Manitoba has joined Ontario and Quebec in a carbon market that will allow cross-border trading of emission credits among provinces and U.S. states as premiers acknowledge that greater efforts are required to avert the worst impacts of global warming.
Manitoba Premier Greg Selinger signed an agreement Monday with Ontario's Kathleen Wynne and Quebec's Philippe Couillard on the sidelines of the Paris climate summit where 195 countries are looking to forge a climate-change deal.
Meeting at the sprawling conference centre at an airport north of Paris, the premiers touted provincial leadership on climate issues in Canada, and the growing number of states, provinces and regions around the world that are committing to aggressive emission-reduction targets and international mechanisms to track their progress.
Manitoba will be a small player in the carbon market, which now includes California, Quebec and Ontario and may soon add states like Oregon and Washington.
"We are eager to create this new market and use that tool to allow us to move forward to find the most efficient and effective ways to make a difference on climate change," Mr. Selinger said.
The stakes are mounting for all jurisdictions as negotiators look for ways to accommodate the concern of many island and developing countries that the existing climate target is woefully inadequate. Leaders from those nations warn they would be submerged by rising seas unless the world can limit global warming to 1.5 degrees Celsius above pre-industrial levels, rather than the commonly accept target of 2 degrees.
At a negotiating session Monday, federal Environment Minister Catherine McKenna endorsed the call from island nations that the Paris text should include "the recognition of the need to strive to limit global warming to 1.5 degrees." However, federal officials said Canada continues to accept the 2-degree target as the current basis for action.
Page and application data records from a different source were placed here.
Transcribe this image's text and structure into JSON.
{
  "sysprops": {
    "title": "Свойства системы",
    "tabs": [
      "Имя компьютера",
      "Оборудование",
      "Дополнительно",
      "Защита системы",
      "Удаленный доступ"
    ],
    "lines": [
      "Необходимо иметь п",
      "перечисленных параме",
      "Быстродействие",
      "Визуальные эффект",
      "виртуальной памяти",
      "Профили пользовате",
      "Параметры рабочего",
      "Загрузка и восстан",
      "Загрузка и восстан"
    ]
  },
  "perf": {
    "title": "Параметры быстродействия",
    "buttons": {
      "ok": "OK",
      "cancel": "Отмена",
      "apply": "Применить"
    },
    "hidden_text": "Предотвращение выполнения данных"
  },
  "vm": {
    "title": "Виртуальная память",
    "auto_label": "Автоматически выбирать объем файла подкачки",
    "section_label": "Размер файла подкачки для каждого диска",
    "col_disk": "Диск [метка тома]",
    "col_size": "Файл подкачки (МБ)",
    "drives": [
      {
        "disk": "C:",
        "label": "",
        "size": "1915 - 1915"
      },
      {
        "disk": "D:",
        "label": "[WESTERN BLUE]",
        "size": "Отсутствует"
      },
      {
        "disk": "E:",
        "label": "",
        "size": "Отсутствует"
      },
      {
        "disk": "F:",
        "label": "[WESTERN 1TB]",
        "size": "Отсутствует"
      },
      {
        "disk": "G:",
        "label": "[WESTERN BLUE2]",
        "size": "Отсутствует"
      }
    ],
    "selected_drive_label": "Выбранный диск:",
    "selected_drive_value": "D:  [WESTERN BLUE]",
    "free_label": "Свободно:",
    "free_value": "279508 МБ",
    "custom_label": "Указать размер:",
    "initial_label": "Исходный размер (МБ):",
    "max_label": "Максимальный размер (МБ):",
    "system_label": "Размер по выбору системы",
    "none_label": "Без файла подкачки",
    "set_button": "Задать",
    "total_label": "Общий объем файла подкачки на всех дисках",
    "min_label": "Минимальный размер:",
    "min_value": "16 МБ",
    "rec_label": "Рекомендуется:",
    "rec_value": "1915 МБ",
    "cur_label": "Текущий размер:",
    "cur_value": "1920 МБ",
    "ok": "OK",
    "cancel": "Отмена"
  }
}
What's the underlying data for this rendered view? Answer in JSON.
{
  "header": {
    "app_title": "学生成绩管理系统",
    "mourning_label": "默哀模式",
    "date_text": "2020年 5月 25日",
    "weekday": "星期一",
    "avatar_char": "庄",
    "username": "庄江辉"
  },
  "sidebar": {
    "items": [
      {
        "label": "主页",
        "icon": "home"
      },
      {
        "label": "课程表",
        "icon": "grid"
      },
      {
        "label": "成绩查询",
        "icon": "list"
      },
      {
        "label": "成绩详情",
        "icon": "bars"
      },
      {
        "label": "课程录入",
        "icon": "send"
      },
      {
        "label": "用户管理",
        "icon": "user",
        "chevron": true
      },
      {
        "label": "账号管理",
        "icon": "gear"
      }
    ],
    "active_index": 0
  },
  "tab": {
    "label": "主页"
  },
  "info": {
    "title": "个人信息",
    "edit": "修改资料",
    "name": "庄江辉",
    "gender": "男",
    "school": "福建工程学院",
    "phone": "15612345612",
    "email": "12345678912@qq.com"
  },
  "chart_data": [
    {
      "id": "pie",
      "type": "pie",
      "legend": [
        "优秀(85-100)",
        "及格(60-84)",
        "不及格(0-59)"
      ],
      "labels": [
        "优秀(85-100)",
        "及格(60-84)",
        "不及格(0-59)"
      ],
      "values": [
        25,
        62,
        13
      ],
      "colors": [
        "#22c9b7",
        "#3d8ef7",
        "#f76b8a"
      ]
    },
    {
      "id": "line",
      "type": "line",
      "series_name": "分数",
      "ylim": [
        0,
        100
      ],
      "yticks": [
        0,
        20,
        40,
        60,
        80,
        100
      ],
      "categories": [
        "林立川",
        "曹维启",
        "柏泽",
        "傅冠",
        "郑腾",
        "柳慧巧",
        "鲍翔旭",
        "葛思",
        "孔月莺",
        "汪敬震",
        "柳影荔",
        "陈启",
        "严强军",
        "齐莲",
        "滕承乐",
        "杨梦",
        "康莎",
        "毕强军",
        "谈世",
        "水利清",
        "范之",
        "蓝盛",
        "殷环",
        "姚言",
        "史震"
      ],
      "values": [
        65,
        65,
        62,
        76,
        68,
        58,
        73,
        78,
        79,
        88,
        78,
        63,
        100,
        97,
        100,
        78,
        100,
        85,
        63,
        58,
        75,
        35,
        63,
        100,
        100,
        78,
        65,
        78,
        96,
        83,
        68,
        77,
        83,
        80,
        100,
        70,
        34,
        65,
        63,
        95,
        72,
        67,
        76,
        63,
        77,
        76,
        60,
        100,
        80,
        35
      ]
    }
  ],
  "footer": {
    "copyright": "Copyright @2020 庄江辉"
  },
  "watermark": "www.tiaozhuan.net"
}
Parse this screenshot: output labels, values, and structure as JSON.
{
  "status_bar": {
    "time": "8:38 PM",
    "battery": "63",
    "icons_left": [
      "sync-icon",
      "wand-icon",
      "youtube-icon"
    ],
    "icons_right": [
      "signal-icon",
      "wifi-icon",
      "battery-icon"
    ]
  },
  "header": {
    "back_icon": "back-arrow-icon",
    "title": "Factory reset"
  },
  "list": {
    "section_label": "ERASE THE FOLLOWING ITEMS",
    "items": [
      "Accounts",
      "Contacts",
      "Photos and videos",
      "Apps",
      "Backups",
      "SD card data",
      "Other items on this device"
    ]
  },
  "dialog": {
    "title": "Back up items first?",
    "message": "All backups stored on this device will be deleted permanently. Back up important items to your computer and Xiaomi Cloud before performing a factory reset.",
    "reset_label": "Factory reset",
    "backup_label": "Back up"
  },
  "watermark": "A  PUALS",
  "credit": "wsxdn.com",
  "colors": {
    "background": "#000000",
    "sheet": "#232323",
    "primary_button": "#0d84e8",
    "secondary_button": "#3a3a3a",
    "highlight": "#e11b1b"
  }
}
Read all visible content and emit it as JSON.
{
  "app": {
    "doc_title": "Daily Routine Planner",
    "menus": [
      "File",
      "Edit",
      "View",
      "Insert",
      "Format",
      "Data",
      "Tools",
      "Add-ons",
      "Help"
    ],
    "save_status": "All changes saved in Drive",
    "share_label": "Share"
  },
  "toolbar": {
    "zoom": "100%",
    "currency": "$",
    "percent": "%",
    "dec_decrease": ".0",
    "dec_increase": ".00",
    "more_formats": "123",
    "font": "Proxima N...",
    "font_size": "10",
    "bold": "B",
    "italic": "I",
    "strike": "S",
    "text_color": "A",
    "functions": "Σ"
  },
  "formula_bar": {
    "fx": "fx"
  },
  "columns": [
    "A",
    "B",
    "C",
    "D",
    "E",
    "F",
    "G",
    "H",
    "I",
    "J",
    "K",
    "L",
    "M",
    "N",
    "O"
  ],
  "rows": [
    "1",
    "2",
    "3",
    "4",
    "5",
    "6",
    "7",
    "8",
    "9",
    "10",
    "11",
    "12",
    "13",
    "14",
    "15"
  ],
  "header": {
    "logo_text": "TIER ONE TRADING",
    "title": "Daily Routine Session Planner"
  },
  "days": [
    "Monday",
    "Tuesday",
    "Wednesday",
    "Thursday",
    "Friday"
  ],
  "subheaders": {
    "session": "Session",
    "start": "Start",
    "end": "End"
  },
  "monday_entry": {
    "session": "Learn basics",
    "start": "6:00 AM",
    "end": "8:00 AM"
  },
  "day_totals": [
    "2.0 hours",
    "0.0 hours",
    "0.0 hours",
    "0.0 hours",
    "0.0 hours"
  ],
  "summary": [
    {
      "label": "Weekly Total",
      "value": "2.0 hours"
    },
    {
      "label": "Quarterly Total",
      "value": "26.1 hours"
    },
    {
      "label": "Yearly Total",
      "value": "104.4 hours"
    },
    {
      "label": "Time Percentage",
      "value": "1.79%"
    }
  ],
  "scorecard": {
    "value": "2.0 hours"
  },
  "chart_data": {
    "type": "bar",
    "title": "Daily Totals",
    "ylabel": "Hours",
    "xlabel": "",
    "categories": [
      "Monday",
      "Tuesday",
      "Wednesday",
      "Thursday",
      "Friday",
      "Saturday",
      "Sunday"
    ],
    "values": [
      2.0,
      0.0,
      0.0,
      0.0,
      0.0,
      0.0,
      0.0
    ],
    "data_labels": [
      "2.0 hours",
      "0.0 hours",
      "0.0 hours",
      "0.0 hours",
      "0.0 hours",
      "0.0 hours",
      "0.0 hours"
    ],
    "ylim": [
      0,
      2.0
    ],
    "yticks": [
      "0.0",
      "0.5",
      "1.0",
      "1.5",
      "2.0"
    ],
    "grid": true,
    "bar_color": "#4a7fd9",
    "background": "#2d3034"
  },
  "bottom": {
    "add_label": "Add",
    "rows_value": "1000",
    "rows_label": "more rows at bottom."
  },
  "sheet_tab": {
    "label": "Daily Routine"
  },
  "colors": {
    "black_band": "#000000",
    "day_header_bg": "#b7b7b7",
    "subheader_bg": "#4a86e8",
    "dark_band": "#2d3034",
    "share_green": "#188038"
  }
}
On Monday, Ms. McKenna announced Canada will provide $150-million for renewable energy development in Africa, part of a $2.65-billion aid package unveiled by Prime Minister Justin Trudeau prior to the opening of the summit last week.
Still, a number of countries are pressing for strong language in the accords that would mark a clear determination to achieve the greater ambition.
"The difference between 1.5 degrees and 2 is choosing to sacrifice or not to sacrifice hundreds of millions of people all over the world," said Antonio La Lina, spokesman for the Philippine delegation, said in an interview. The Philippines – which has been ravaged by powerful typhoons in recent years – is one of the most vocal proponents of a 1.5-degree target.
U.S. chief negotiator Todd Stern said the 2-degree goal "isn't going to change," but he added the text could include "some formulation that would include a reference to 1.5 degrees."
Canada would face a much tougher task if it based its national climate strategy on a 1.5-degree global target rather than a 2-degree one. Pressure would ratchet up on Alberta's oil-sands producers, whose greenhouse gas emissions will continue to rise for several years even under the provincial NDP government's recently announced climate plan.
"If we have declared for 1.5, then that means we obviously have to adjust our own expectations for Canada," said David Runnalls, senior fellow with the Waterloo, Ont.-based Centre for International Governance Innovation and a veteran of UN climate summits.
Current Canadian commitments are thought to be insufficient to meet a goal set by the previous Harper government to reduce greenhouse gas emissions by 30 per cent from 2005 by 2030, a target that environmental groups slammed as too weak.
In an interview, Ontario's Premier Wynne acknowledged that all governments will need to do more to enable Canada to do its share in the global effort to avert the worst impacts of climate change. Ms. Wynne said she understood the desire to limit warming to 1.5-degrees but fears it is unattainable.
"Everyone wants a target that we can reach," Ms. Wynne said. "We want to find a balance between ambitious and reachable."
With a report from Eric Reguly in Paris